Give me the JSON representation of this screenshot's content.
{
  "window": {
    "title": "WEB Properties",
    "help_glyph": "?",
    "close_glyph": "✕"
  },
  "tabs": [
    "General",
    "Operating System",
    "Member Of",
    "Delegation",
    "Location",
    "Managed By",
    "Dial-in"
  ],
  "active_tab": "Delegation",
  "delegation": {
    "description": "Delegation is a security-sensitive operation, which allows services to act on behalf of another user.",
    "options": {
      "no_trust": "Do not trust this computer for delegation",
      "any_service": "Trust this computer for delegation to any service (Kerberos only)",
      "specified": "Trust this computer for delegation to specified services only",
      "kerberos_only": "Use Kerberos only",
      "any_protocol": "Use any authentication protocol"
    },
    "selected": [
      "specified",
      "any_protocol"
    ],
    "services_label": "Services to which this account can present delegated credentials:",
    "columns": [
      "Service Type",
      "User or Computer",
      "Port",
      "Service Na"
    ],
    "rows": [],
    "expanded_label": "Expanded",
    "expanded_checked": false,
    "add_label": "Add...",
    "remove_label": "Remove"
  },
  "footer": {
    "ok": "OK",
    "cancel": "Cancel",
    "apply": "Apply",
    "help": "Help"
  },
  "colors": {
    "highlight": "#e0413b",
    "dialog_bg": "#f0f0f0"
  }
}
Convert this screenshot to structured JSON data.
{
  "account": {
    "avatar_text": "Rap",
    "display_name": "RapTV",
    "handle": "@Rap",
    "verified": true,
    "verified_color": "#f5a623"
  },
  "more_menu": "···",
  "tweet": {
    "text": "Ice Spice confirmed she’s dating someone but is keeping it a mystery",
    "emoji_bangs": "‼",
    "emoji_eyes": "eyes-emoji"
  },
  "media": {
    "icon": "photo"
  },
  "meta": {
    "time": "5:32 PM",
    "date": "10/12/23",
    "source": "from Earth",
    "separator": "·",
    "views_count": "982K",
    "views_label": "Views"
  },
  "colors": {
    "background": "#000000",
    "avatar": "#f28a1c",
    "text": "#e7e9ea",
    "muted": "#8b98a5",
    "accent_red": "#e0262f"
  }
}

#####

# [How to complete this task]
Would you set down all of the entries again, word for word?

# [Written reply]
Give me the JSON representation of this screenshot's content.
{
  "window": {
    "title": "WEB Properties",
    "help_glyph": "?",
    "close_glyph": "✕"
  },
  "tabs": [
    "General",
    "Operating System",
    "Member Of",
    "Delegation",
    "Location",
    "Managed By",
    "Dial-in"
  ],
  "active_tab": "Delegation",
  "delegation": {
    "description": "Delegation is a security-sensitive operation, which allows services to act on behalf of another user.",
    "options": {
      "no_trust": "Do not trust this computer for delegation",
      "any_service": "Trust this computer for delegation to any service (Kerberos only)",
      "specified": "Trust this computer for delegation to specified services only",
      "kerberos_only": "Use Kerberos only",
      "any_protocol": "Use any authentication protocol"
    },
    "selected": [
      "specified",
      "any_protocol"
    ],
    "services_label": "Services to which this account can present delegated credentials:",
    "columns": [
      "Service Type",
      "User or Computer",
      "Port",
      "Service Na"
    ],
    "rows": [],
    "expanded_label": "Expanded",
    "expanded_checked": false,
    "add_label": "Add...",
    "remove_label": "Remove"
  },
  "footer": {
    "ok": "OK",
    "cancel": "Cancel",
    "apply": "Apply",
    "help": "Help"
  },
  "colors": {
    "highlight": "#e0413b",
    "dialog_bg": "#f0f0f0"
  }
}
Convert this screenshot to structured JSON data.
{
  "account": {
    "avatar_text": "Rap",
    "display_name": "RapTV",
    "handle": "@Rap",
    "verified": true,
    "verified_color": "#f5a623"
  },
  "more_menu": "···",
  "tweet": {
    "text": "Ice Spice confirmed she’s dating someone but is keeping it a mystery",
    "emoji_bangs": "‼",
    "emoji_eyes": "eyes-emoji"
  },
  "media": {
    "icon": "photo"
  },
  "meta": {
    "time": "5:32 PM",
    "date": "10/12/23",
    "source": "from Earth",
    "separator": "·",
    "views_count": "982K",
    "views_label": "Views"
  },
  "colors": {
    "background": "#000000",
    "avatar": "#f28a1c",
    "text": "#e7e9ea",
    "muted": "#8b98a5",
    "accent_red": "#e0262f"
  }
}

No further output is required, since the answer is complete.